Eagle Up, touted as “North America’s Largest 24-Hour Endurance Race,” takes place each summer in Canal Fulton, Ohio. It draws athletes from around the country to complete as many 5 mile loops along the Ohio Erie Canal as possible in 24 hours. These are Emma’s “people.” Despite the fact that Emma hiked solo, she was often eager and grateful for company. She frequently accepted the hospitality of people who lived along the trail who offered food or lodging. Similarly, most people at Eagle Up have individual goals, but share camaraderie and community throughout the festival-like weekend. People camp along the trail, offering words of support and high-fives along the path.

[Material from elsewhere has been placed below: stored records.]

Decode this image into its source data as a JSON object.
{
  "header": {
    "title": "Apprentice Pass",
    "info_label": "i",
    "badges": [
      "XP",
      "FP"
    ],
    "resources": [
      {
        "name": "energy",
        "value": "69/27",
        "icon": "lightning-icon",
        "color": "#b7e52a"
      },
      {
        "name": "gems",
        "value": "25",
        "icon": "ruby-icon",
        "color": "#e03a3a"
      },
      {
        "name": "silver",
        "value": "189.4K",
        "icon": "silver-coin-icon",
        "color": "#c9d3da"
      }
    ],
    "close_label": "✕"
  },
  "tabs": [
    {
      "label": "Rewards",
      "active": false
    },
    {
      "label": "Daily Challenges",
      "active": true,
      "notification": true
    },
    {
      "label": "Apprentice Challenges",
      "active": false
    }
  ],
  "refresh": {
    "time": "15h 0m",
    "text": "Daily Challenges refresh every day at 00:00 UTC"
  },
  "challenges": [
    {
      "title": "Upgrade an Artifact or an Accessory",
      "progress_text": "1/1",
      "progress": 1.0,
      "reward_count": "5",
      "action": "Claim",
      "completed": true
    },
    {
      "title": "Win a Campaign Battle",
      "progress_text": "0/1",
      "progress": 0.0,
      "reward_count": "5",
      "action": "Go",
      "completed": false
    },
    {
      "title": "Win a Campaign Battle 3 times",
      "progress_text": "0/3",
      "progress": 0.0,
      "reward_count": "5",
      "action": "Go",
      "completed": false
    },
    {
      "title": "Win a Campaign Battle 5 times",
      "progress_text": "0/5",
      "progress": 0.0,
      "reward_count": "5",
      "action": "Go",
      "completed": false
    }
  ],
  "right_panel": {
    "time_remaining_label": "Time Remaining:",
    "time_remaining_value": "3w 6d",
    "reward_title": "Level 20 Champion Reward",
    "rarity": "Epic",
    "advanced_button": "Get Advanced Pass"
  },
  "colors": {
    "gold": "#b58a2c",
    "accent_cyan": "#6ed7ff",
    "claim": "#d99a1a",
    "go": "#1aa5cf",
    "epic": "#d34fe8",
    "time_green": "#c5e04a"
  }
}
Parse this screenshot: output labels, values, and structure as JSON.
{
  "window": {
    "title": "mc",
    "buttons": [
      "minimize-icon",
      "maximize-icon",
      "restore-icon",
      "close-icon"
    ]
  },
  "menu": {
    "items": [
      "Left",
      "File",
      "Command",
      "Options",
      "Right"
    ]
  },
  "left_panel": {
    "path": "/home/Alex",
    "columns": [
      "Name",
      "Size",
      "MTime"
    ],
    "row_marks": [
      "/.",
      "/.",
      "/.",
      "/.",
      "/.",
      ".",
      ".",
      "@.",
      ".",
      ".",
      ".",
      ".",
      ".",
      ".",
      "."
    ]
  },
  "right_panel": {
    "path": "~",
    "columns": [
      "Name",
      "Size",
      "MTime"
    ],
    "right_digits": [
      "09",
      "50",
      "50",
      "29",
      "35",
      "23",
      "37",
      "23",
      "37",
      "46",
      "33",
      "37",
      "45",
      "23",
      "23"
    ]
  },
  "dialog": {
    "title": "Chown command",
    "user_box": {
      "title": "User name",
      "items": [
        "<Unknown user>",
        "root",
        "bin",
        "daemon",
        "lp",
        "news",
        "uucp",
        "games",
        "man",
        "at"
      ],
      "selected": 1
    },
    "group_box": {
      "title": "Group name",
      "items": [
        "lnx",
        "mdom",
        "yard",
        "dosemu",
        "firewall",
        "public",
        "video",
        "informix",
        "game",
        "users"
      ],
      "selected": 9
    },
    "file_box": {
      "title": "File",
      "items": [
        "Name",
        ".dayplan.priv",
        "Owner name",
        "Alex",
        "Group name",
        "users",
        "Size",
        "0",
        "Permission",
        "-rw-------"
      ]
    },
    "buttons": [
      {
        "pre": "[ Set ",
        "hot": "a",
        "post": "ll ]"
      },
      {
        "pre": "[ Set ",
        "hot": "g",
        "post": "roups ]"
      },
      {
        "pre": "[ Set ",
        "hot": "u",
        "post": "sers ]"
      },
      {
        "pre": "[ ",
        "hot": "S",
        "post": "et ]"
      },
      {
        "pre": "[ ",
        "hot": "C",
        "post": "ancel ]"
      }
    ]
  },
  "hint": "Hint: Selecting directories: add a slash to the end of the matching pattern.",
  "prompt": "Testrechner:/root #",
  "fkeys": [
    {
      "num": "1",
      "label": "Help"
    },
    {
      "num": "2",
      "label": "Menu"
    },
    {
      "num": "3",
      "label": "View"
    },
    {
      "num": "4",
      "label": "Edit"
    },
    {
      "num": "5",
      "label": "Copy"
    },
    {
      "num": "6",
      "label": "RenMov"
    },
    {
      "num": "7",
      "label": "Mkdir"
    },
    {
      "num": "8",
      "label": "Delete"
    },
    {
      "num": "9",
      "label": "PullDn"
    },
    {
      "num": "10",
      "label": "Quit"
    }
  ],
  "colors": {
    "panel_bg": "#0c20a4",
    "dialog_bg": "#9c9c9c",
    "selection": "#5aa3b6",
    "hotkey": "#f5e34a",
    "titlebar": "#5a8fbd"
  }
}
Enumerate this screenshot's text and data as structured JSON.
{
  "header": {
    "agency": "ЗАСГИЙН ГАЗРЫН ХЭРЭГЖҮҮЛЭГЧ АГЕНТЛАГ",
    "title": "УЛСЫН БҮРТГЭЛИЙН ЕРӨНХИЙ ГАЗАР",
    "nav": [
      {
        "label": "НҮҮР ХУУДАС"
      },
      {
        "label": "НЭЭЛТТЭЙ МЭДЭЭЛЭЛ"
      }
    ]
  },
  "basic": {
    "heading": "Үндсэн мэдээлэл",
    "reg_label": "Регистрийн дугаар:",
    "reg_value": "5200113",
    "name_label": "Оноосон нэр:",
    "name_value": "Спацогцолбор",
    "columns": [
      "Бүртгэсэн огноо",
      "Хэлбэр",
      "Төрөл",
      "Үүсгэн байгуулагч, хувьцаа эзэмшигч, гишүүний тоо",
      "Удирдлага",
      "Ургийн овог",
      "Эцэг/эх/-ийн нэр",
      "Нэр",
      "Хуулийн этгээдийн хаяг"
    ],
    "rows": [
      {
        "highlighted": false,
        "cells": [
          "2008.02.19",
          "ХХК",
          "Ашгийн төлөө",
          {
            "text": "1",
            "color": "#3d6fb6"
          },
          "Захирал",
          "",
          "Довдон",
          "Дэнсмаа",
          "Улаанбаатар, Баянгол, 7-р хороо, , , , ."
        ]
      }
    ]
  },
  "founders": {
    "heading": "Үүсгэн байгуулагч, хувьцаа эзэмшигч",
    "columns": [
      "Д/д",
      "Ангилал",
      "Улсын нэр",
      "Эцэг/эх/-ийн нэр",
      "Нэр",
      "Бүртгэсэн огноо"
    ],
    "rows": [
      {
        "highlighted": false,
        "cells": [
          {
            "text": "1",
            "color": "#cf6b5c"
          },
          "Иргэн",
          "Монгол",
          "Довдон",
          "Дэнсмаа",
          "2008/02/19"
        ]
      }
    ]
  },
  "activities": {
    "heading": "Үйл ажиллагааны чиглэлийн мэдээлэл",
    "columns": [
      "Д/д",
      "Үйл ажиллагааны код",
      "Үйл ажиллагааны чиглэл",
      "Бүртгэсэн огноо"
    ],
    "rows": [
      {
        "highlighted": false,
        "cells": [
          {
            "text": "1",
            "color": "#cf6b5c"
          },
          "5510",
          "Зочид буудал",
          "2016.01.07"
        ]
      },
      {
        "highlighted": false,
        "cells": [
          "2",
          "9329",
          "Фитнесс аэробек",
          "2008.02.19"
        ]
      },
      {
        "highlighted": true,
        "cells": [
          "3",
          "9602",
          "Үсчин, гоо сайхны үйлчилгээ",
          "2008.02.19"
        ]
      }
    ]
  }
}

Upon my arrival I realized parking was at a premium. I struggled to parallel park until a woman literally came and offered to get in my car and park it for me. Like Emma, we (ultrarunners) humbly look to each other on the trail (and apparently, in the parking lot) to overcome obstacles. No one can cross that finish line for you, but there’s a tacit understanding we all have strengths and gifts and we share (advice, food…chafing wipes) anything to help a kindred spirit on their way.
During my time on the trail, I meditated on the courage, perseverance and pluck of Grandma Gatewood. And I gave thanks that, despite the challenges of the last year, I was healthy and safe enough to compete. My friend Jason had aspired to do Eagle Up, and I prayed for my body to cooperate so I could do it in his honor. After an eventful year, I had a surprisingly smooth 50K. Unlike the prior year, where temperatures reached the 80s by 9am, this year the temperatures were moderate. The sun glistened through the trees along the canal and a cool breeze was nearly always present. When you are spending hours running on the trail, the weather can either be a blessing or a curse. And indeed, I felt blessed. While every ultramarathon implies some struggle, it is through that struggle we are redeemed. In our discomfort, our boundaries grow. Each time we feel the desire to quit and we don’t, we reclaim our power.
Montgomery, Ben. Grandma Gatewood’s Walk: The Inspiring Story of the Woman Who Saved the Appalachian Trail. Chicago Review Press, Incorporated. 2016.